Response to Hot Hands, Streaks and Coin-flips: How The New York Times Got it Wrong (SIAM News March 2016):
I think I made it clear in my essay for the Times (which began with a reference to Tom Stoppard’s play “Rosencrantz and Guildenstern Are Dead”) that the issue in Miller and Sanjurjo is not what the coin does but what the coin flipper perceives – and that the authors are suggesting how people might acquire a belief in the gambler’s fallacy through what they think they experience. Here is how I put it:
“There is not, as Guildenstern might imagine, a tear in the fabric of space-time. It remains as true as ever that each flip is independent, with even odds that the coin will land one way or the other. But by concentrating on only some of the data—the flips that follow heads—a gambler falls prey to a selection bias.”
Read in context, the paragraph that follows, describing how the Gilovich hot-hand paper might have been flawed by the same kind of misperception, also seems clear in its meaning and intent.
I certainly didn’t say that there was a violation of the laws of probability. The whole point of the piece was to reflect on how easily the human brain, rebelling against the randomness inherent in life, can fool itself into perceiving patterns that do not exist. That is a theme of my book “Fire in the Mind: Science, Faith, and the Search for Order.” The essay in the Times was keyed to the new 20th anniversary edition.

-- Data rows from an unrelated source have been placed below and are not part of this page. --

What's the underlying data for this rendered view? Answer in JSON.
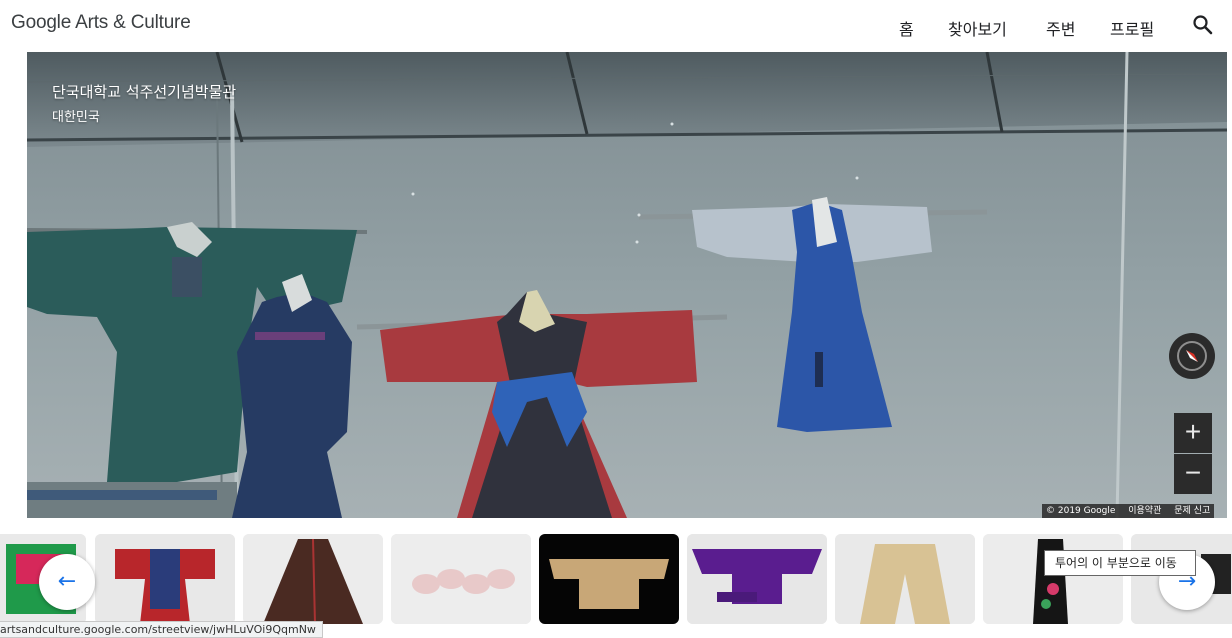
{
  "header": {
    "logo": "Google Arts & Culture",
    "nav": [
      "홈",
      "찾아보기",
      "주변",
      "프로필"
    ]
  },
  "viewer": {
    "title": "단국대학교 석주선기념박물관",
    "subtitle": "대한민국",
    "zoom_in": "+",
    "zoom_out": "−",
    "attribution": [
      "© 2019 Google",
      "이용약관",
      "문제 신고"
    ]
  },
  "strip": {
    "prev_arrow": "←",
    "next_arrow": "→",
    "tooltip": "투어의 이 부분으로 이동"
  },
  "statusbar": {
    "url": "artsandculture.google.com/streetview/jwHLuVOi9QqmNw"
  },
  "colors": {
    "accent": "#1a73e8",
    "wall": "#8a979b",
    "control_bg": "#2b2b2b"
  }
}
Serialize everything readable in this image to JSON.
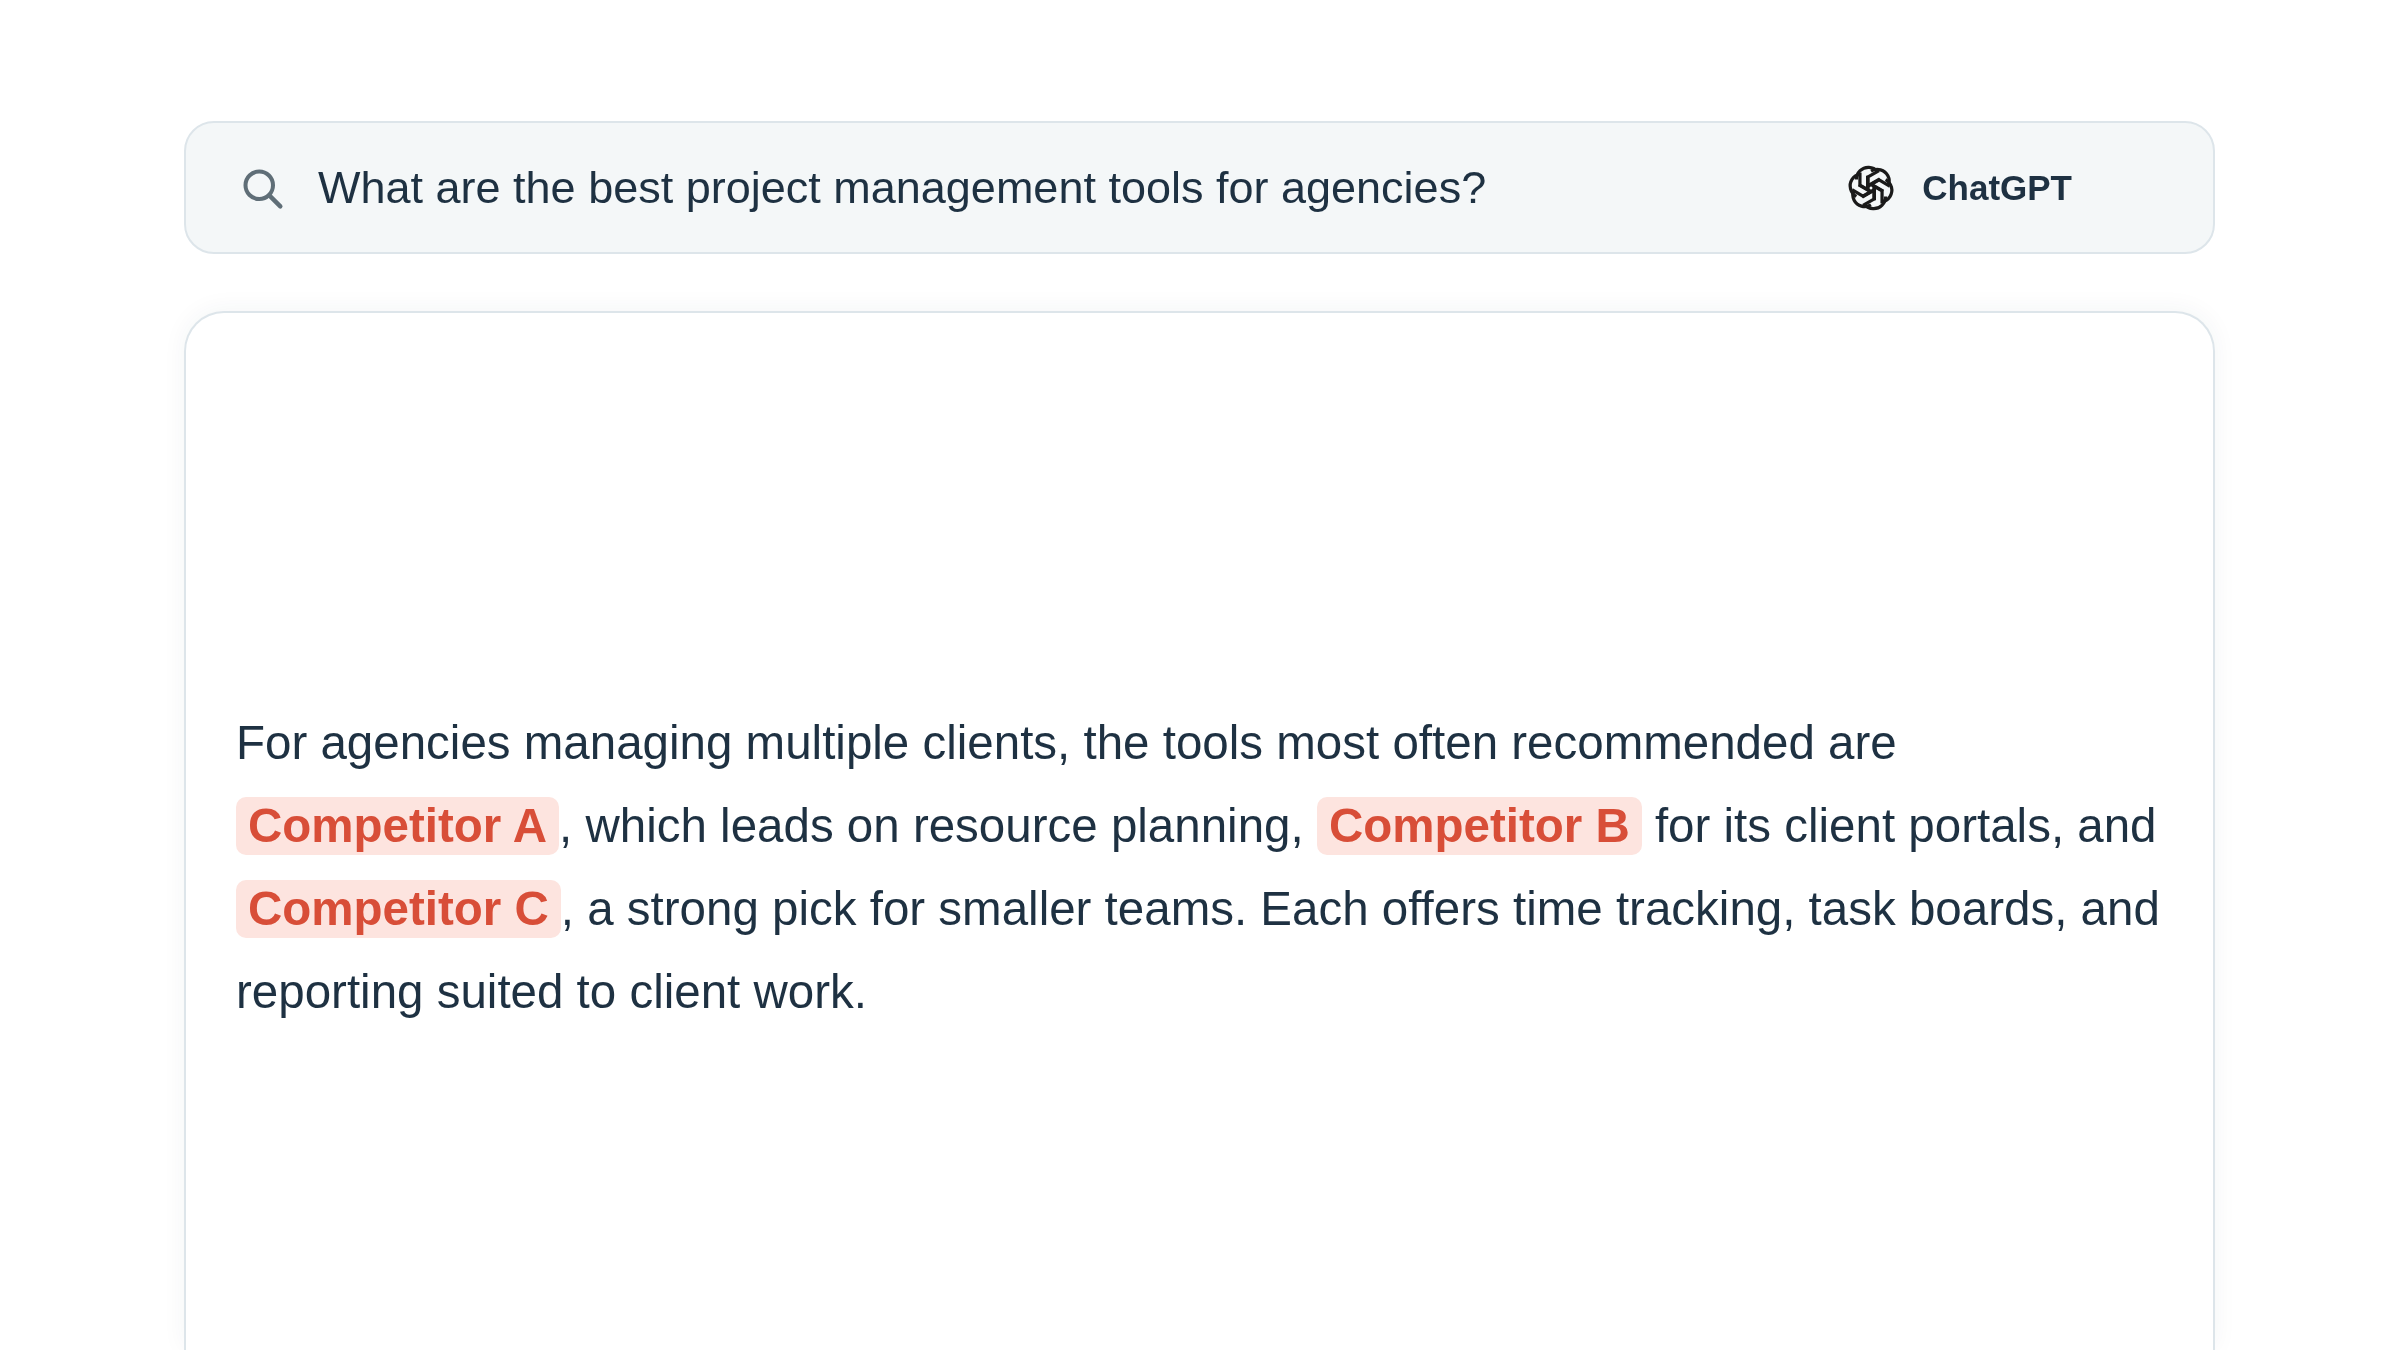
{
  "search_bar": {
    "query": "What are the best project management tools for agencies?",
    "engine": {
      "label": "ChatGPT"
    }
  },
  "answer": {
    "segments": [
      {
        "kind": "text",
        "text": "For agencies managing multiple clients, the tools most often recommended are "
      },
      {
        "kind": "mention",
        "text": "Competitor A"
      },
      {
        "kind": "text",
        "text": ", which leads on resource planning, "
      },
      {
        "kind": "mention",
        "text": "Competitor B"
      },
      {
        "kind": "text",
        "text": " for its client portals, and "
      },
      {
        "kind": "mention",
        "text": "Competitor C"
      },
      {
        "kind": "text",
        "text": ", a strong pick for smaller teams. Each offers time tracking, task boards, and reporting suited to client work."
      }
    ]
  }
}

I knew when I was writing the piece that some specialists, parsing it line by line, might quibble with some of my wording. That is something we science journalists struggle with all the time – how to translate the precision of mathematics into words and metaphors that readers will understand. There are inevitably compromises.